Okay to make mistakes in this school, says Crest Secondary's principal Frederick Yeo

The main thing the affable principal wants to do is create a "culture of care" in the new school.
The main thing the affable principal wants to do is create a "culture of care" in the new school.ST FILE PHOTO

SINGAPORE - When the first intake of 200 students turns up in Crest Secondary School next year, they will be assured by the principal, no less, that it is okay to make mistakes.

Mr Frederick Yeo, the principal of the new specialised Normal (Technical) school, wants to foster an environment to get them to stretch and "feel proud of themselves".

He knows that the school in Jurong East is likely to get many students with "a low opinion of their own abilities".

To combat this from the get-go, it will have one counsellor or social worker per level, compared to the usual allocation of one for the whole school.

Crest is also looking to partner a voluntary welfare organisation to run a mentoring programme for at-risk students.

Students will undergo personalised profiling yearly so that their family circumstances can be tracked individually throughout their time in school.

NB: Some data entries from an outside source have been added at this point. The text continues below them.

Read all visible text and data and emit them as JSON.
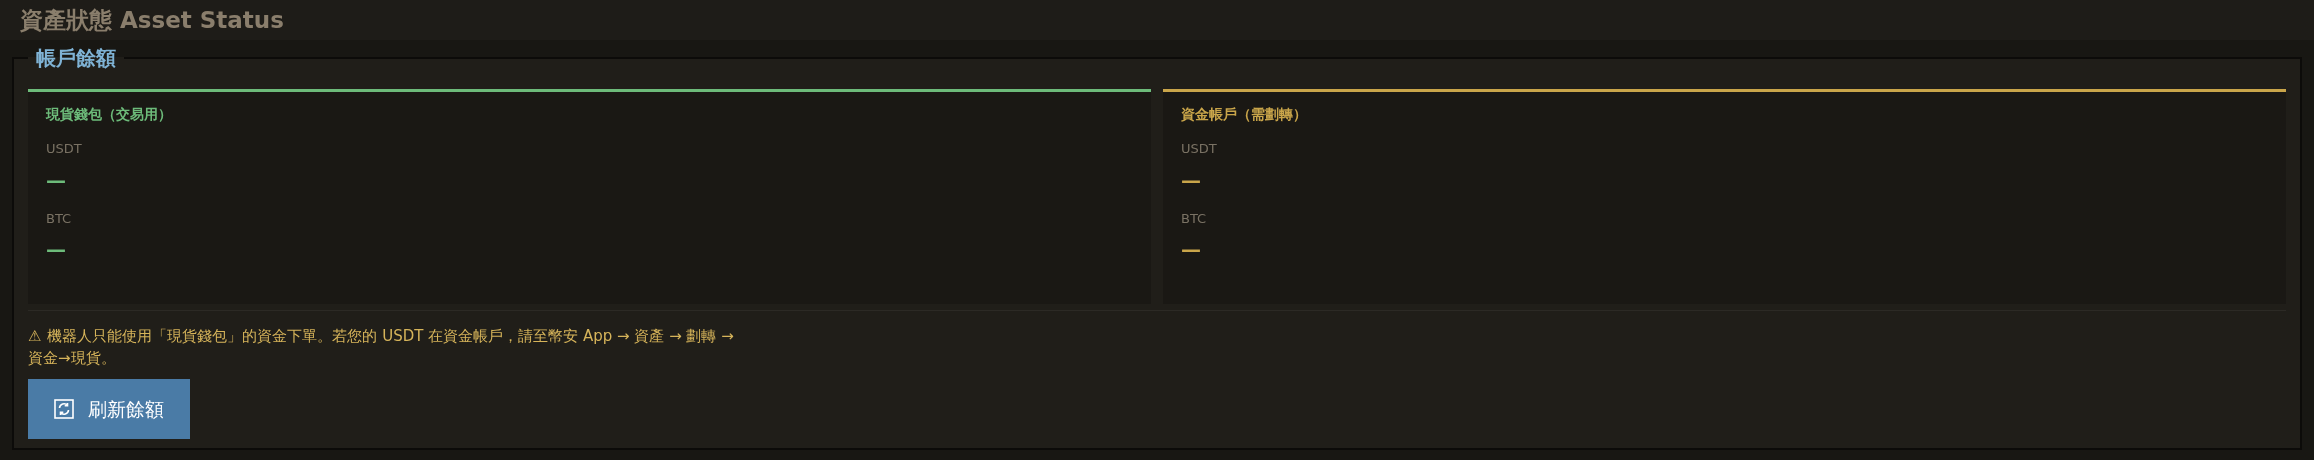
{
  "title": "資產狀態 Asset Status",
  "section": {
    "legend": "帳戶餘額",
    "cards": [
      {
        "title": "現貨錢包（交易用）",
        "color": "#6dbb7a",
        "rows": [
          {
            "label": "USDT",
            "value": "—"
          },
          {
            "label": "BTC",
            "value": "—"
          }
        ]
      },
      {
        "title": "資金帳戶（需劃轉）",
        "color": "#c9a54a",
        "rows": [
          {
            "label": "USDT",
            "value": "—"
          },
          {
            "label": "BTC",
            "value": "—"
          }
        ]
      }
    ],
    "warning": {
      "icon": "⚠",
      "text": "機器人只能使用「現貨錢包」的資金下單。若您的 USDT 在資金帳戶，請至幣安 App → 資產 → 劃轉 → 資金→現貨。"
    },
    "button": "刷新餘額"
  }
}
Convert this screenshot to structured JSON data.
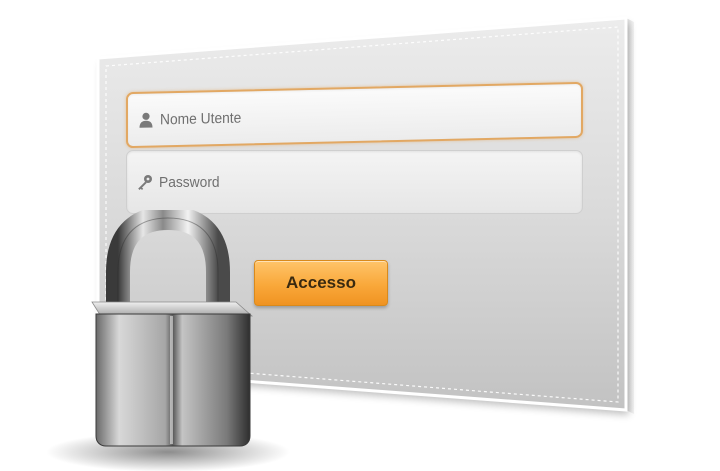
{
  "login_form": {
    "username_placeholder": "Nome Utente",
    "password_placeholder": "Password",
    "submit_label": "Accesso"
  },
  "icons": {
    "username": "user-icon",
    "password": "key-icon",
    "decoration": "padlock-icon"
  },
  "colors": {
    "focus_border": "#e2a863",
    "button": "#f9a83a",
    "card_top": "#e6e6e6",
    "card_bottom": "#c4c4c4"
  }
}
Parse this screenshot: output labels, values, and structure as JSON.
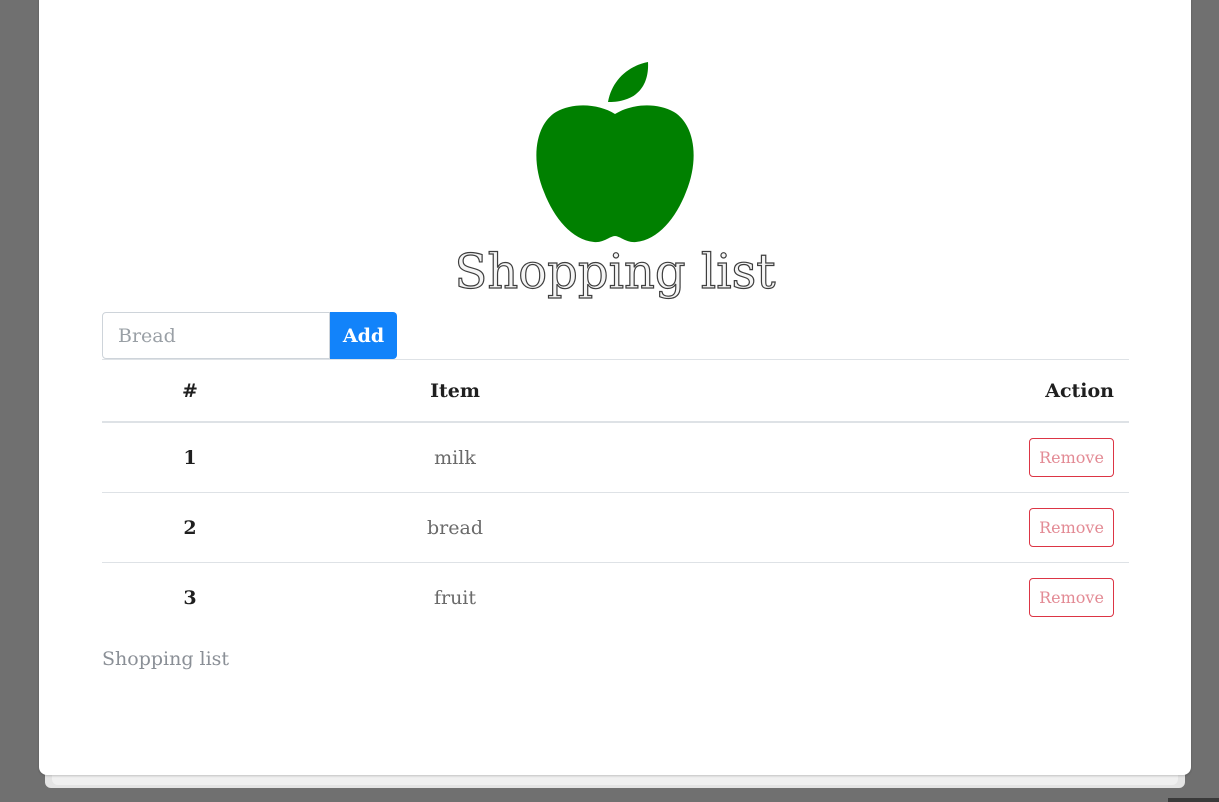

But the main thing the affable 40-year-old principal wants to do is create a "culture of care" in the new school, which will open by the year end.

The first step towards this is to assure students that they are in a safe place, he added.

"We have to create a comfortable environment where students know that no one is going to laugh at them if they make mistakes," said the father of three and a Public Service Commission scholar.

The former principal of Bowen Secondary School is no stranger to shy 13-year-olds with self-esteem problems.

His recounting of his time at Bowen is filled with anecdotes of timid students, many in the Normal stream, who went on to blossom in an environment that encouraged them to try new things and where every achievement was celebrated in front of the entire student body.

The 200 students admitted to Crest next January will pursue a four-year programme leading to the N-level examinations. They will also have the chance to gain an Institute of Technical Education skills certificate in facility services, mechanical servicing, retail services or hospitality services.

Mr Yeo responds head-on to concerns that a specialised school for Normal (Technical) students would further compound feelings of insecurity in the students.

"Even in Bowen, there was a concern that Normal (Technical) kids may feel less able – we don’t deny it," he said. "So we made sure that the Normal stream kids were able to get involved in the school as much as possible. The opportunities for them have to be ample."

To create these opportunities at Crest, Mr Yeo has sought out partnerships with co-curricular activity groups in schools such as Commonwealth Secondary, Raffles Institution and Shuqun Secondary, with the idea that their experience can guide Crest’s fledgling groups.

He plans to engage parents early so that they have time to look into the school’s programmes and decide if their children would benefit from them.

If there are more applications than places, students will be selected based on their suitability for hands-on and vocational learning. This will be assessed by means of a testimonial from a teacher, which must accompany every application to the school.

 

Eventually, Mr Yeo hopes that the culture of care will translate into one of identity and pride in the school. He hopes also for a shift in society’s perception of Crest.

"I want to tell people: Don’t emphasise that it’s a Normal (Technical) school but that it offers a meaningful and customisable education," he said. "We are advocating a promising future for every student."

The school is one of two announced by Prime Minister Lee Hsien Loong in his 2010 National Day Rally address. The second, in Woodlands, will begin in 2014.